|The Neilsons learn about sex.|
|2||8||"Honey's First Job"||June 7, 1992|
|3||9||"Take My Son Please"||June 14, 1992|
|4||10||"Elaine Takes a Wife"||June 21, 1992|
|– say yes to no." Georgette is the teacher, it turns out. She uses the idea of the U. S. S. Minnow and Mike and Honey being stranded. Mike is repairing the ship, while Honey is keeping the place clean, and she finds a sandwich. She gives it to him at first, then offers half to him, but spurred on by Georgette, Honey learns to become more assertive.
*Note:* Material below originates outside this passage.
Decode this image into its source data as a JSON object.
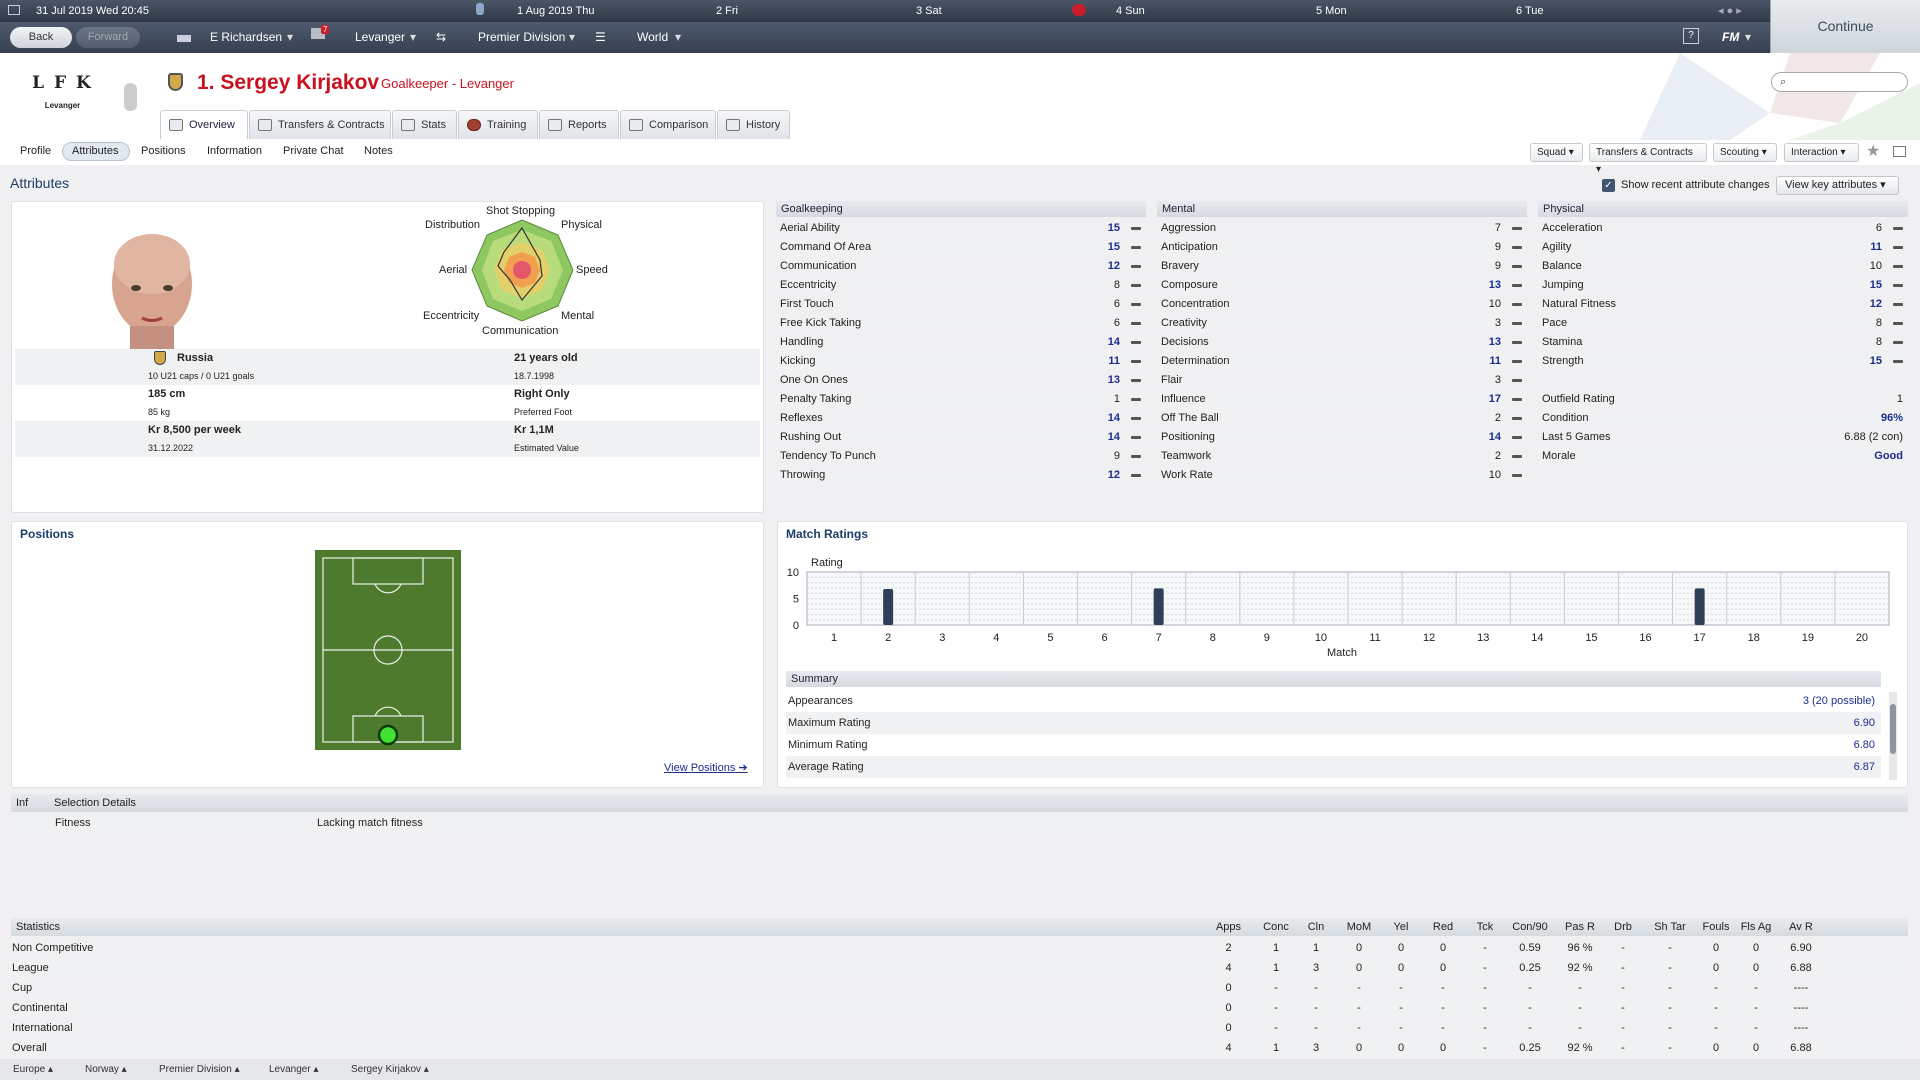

She can't say no, but Georgette suggests she sing it. Honey can do that, and does so with great gusto. Mike wants the sandwich because he feels he needs his strength, but Honey counters that her work is just as important. In their increasing anger, they shout "Elaine" and "Babs", then refuse to give Georgette back her sandwich. Mike rips up the homework he's been doing for Babs, while Honey sings "No" to Elaine, and forces her to realize that she doesn't respect her fellow woman as much as she thinks she does.|
|5||11||"Date From Heck"||June 28, 1992|
|... "Oh. It's Donna, now?" But at the very end, a man from the environmentalist group "Green Planet" comes to the door to sign petitions. Hyper-liberal Elaine gladly accepts his petition, and his compliments, and thinks he'll make a perfect date for the banquet.|
|6||12||"Honey Gets Busted"||July 5, 1992|
|7||13||"The Many Loves of Mike Duff"||July 12, 1992|
- Brooks, Tim; Marsh, Earle F. (2007-10-17). The Complete Directory to Prime Time Network and Cable TV Shows, 1946-Present (9 ed.). Ballantine Books. p. 609. ISBN 0-345-49773-2.
- Hi Honey, I'm Home! at the Internet Movie Database
- Hi Honey, I'm Home! at TV.com
- Hi Honey, I'm Home! at epguides.com